The Association of Investment Companies polled 20 investment company managers between November 8 and 30 this year.
When asked to predict the best performing region in 2022, 25 per cent of respondents selected the UK, with 20 per cent picking emerging markets, and the US and Asia ex-Japan receiving 15 per cent of the vote each.
Annabel Brodie-Smith, communications director at the AIC said despite the challenges of 2021, investment company managers are optimistic about the prospects for markets in 2022.
“Following the focus on climate change at Cop26, it’s encouraging that renewable energy is tipped to be the best performer in 2022,” she said.
“Of course, no-one has a crystal ball. Investors should focus on investing for the long term by creating a balanced portfolio which meets their needs – and, if in doubt, consult a financial adviser.”
When asked about the greatest cause for optimism in 2022, the threat from Covid receding gained 21 per cent of votes, with supply chain problems receding garnering 19 per cent.
Andrew Bell, manager of the Witan Investment Trust, said: “Assuming that (despite the new Omicron variant) the world is close to being able to live with Covid, 2022 should see a sustained period of reopening, economic recovery and gradual resolution of the supply chain frictions caused by politics and the pandemic. Equities where earnings exceed expectations should have a good year.
“For contrarians, the UK and emerging markets appear widely disliked and lowly valued. For the longer term, I would bet on the US growing faster than other developed economies, but its stock market reflects more good news than others and could be a wallflower in 2022. I expect commodities, renewable energy and healthcare to do well.”
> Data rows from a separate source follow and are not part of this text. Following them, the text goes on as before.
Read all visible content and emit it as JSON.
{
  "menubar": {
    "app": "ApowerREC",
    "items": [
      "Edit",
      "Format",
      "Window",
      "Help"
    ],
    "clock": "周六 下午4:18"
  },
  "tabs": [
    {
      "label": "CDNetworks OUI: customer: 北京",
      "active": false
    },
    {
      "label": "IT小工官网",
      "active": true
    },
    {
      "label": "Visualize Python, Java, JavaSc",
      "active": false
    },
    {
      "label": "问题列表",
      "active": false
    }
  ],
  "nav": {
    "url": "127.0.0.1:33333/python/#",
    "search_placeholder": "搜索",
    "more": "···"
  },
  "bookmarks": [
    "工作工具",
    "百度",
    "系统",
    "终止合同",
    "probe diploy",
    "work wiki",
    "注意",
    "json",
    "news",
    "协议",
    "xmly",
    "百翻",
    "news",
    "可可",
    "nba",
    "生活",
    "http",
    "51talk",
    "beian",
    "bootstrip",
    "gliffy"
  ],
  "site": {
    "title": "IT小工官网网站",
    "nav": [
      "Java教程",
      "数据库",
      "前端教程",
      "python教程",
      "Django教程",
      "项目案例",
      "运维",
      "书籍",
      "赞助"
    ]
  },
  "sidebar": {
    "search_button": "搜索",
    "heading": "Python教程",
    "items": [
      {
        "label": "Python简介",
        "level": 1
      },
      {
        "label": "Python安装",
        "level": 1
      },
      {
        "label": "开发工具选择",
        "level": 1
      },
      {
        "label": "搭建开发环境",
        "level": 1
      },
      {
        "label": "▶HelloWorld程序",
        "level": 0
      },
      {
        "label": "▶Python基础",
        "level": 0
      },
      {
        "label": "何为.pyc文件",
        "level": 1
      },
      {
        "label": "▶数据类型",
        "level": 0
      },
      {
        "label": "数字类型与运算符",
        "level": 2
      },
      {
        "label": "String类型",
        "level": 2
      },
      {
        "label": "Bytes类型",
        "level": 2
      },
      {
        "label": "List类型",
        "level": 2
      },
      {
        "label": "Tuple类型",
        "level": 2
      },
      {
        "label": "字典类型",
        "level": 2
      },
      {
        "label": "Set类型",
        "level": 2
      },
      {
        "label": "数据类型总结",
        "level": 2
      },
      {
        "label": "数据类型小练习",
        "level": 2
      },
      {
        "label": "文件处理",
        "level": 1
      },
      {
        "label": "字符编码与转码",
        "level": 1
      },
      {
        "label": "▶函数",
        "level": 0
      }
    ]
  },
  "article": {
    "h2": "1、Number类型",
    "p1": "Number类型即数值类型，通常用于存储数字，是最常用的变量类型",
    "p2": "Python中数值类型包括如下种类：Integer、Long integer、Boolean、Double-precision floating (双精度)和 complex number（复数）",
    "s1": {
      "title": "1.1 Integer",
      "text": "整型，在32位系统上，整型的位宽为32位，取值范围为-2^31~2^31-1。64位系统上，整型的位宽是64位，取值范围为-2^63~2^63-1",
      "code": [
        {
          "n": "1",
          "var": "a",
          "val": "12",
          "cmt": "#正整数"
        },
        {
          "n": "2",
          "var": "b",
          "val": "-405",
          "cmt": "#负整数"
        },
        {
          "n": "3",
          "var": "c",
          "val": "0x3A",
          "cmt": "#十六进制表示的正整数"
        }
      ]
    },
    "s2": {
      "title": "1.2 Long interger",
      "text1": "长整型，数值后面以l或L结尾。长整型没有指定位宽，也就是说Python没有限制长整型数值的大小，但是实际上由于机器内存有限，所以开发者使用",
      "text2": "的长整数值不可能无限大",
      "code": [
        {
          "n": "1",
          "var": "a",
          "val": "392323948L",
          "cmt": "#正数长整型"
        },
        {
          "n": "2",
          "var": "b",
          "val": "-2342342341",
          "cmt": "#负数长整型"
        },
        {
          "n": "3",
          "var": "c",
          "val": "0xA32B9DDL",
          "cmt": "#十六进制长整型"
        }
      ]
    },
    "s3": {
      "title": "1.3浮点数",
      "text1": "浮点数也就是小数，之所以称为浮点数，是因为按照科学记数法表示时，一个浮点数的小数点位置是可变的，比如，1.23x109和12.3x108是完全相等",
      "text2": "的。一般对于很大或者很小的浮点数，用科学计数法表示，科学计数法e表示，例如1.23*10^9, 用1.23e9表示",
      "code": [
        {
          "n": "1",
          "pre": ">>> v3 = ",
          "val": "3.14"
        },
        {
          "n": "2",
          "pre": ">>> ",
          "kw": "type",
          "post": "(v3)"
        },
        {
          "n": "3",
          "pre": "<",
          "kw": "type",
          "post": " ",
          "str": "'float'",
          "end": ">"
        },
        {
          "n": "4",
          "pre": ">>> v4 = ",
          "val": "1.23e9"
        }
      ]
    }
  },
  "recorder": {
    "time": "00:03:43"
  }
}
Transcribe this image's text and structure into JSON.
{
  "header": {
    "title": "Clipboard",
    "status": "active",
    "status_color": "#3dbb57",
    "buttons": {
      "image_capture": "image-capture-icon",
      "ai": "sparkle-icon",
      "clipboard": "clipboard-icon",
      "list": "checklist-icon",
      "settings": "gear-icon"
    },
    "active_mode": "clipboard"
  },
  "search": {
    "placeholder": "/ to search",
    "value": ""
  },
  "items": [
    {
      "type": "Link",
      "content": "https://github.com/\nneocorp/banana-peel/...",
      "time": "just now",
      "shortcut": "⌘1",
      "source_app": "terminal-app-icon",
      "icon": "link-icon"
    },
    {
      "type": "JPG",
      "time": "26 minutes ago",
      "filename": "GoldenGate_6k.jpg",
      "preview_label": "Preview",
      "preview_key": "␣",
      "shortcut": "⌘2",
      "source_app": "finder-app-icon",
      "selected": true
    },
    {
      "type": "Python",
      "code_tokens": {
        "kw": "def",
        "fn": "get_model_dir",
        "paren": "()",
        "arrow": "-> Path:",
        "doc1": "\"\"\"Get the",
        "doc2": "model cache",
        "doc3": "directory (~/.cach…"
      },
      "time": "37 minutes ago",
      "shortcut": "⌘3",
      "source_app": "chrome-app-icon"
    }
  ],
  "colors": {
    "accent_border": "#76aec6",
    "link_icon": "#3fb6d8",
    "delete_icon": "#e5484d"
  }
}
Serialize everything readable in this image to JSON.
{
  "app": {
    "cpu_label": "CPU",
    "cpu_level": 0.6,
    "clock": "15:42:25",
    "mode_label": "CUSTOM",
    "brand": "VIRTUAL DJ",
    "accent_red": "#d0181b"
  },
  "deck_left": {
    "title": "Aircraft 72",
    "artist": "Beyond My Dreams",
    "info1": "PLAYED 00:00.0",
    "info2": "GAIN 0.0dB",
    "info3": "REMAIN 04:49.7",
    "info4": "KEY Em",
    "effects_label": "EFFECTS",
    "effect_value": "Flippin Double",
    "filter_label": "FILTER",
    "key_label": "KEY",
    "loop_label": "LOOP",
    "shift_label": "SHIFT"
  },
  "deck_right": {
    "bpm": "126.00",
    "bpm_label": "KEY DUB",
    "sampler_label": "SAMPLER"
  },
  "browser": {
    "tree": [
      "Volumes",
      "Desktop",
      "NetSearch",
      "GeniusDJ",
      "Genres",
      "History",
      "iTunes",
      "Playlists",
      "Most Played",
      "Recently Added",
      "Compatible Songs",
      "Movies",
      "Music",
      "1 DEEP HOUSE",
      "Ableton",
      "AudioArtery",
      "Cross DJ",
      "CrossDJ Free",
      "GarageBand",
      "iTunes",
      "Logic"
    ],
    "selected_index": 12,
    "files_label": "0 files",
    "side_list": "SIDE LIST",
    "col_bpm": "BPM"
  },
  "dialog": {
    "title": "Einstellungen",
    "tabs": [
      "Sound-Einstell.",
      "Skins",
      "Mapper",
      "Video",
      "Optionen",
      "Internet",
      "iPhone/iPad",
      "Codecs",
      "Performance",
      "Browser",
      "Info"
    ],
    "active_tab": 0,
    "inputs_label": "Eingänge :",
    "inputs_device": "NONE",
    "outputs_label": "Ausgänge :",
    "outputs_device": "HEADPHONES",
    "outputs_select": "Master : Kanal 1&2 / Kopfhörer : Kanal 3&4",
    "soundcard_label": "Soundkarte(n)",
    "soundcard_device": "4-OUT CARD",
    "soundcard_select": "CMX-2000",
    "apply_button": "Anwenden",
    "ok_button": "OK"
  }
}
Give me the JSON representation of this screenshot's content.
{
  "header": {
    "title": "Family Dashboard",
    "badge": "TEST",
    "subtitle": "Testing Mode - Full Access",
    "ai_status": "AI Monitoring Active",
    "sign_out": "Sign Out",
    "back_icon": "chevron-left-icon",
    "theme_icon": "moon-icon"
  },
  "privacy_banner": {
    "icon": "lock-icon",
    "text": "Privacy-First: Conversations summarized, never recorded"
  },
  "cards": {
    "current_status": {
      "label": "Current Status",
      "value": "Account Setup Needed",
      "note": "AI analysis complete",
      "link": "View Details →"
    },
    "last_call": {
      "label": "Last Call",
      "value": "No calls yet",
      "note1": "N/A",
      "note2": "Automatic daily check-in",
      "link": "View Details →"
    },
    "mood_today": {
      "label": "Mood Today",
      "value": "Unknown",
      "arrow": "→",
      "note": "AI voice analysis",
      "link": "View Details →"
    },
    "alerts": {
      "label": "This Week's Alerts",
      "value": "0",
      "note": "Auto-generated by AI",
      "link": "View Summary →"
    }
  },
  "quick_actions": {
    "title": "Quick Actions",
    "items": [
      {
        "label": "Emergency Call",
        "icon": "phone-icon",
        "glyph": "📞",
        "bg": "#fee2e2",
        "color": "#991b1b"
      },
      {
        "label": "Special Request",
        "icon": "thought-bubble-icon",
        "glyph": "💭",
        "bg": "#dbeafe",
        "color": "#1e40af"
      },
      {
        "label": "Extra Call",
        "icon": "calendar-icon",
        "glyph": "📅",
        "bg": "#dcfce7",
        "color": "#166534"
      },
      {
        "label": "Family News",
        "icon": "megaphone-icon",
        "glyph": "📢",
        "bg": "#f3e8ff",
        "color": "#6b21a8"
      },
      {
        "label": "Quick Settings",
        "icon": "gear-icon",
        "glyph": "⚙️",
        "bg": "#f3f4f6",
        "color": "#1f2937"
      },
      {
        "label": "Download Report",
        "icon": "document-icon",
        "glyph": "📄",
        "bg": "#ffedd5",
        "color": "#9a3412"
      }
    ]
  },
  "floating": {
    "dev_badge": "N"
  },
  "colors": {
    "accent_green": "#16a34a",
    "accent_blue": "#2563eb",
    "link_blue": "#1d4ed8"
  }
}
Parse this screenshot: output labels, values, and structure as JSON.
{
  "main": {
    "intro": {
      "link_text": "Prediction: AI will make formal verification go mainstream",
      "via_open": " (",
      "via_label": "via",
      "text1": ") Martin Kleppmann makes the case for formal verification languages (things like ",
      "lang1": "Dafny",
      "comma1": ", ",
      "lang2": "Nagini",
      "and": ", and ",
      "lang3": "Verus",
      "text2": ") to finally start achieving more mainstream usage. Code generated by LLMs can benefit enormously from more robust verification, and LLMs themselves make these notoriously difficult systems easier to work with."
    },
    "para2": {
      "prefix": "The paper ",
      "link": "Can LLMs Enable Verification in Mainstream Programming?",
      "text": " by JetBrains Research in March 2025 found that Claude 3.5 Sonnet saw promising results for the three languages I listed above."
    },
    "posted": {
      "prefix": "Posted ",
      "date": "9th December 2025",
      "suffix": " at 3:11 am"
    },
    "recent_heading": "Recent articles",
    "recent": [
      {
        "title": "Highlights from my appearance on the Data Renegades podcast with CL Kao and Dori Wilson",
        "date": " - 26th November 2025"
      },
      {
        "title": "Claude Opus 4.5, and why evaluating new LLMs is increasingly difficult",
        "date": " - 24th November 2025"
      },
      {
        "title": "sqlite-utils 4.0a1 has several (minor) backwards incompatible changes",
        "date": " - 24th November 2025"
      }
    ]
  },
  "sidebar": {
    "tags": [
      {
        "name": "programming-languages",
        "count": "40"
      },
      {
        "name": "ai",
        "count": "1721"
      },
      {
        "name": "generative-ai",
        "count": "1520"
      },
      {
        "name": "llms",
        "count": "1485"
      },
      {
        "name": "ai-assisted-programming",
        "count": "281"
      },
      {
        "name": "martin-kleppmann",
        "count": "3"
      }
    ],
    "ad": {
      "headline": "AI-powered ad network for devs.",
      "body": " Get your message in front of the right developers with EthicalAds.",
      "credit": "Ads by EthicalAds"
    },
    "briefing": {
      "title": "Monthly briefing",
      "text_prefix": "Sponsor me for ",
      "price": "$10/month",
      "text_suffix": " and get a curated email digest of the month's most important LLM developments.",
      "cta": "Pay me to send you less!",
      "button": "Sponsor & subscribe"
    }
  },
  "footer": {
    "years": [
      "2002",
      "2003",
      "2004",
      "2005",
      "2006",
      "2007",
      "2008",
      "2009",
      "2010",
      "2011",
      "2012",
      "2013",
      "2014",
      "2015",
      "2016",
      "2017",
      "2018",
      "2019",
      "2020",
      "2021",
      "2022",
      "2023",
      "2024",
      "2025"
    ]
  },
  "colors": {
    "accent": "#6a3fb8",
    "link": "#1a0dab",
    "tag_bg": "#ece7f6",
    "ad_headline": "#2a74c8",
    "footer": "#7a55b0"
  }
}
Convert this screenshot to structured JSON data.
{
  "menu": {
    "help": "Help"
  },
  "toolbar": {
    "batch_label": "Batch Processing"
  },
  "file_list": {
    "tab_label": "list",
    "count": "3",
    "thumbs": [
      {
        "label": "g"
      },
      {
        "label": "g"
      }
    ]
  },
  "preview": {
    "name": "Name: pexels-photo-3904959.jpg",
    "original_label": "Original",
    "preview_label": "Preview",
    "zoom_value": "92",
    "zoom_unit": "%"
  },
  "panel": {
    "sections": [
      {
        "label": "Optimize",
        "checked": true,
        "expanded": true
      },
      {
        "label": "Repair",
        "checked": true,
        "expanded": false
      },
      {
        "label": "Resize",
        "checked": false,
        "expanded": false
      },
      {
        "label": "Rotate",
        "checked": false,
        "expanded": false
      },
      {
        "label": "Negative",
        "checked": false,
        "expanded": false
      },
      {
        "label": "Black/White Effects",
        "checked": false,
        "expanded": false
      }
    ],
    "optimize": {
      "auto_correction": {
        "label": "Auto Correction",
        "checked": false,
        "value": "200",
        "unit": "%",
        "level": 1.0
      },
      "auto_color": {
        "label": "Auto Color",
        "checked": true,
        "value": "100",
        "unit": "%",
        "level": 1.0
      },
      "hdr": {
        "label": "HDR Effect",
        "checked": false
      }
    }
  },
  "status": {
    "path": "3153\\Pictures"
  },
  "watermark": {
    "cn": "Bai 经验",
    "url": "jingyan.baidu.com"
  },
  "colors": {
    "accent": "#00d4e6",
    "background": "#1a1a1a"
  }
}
The managers surveyed said their greatest fear was a rise in interest rates, with 20 per cent seeing this as the biggest threat to the stock market in 2022. Nine out of ten managers believe interest rates will go up next year.
However, despite 17 per cent saying the biggest threat to stock markets next year was a rise in inflation, 65 per cent said an extended period of inflation was unlikely.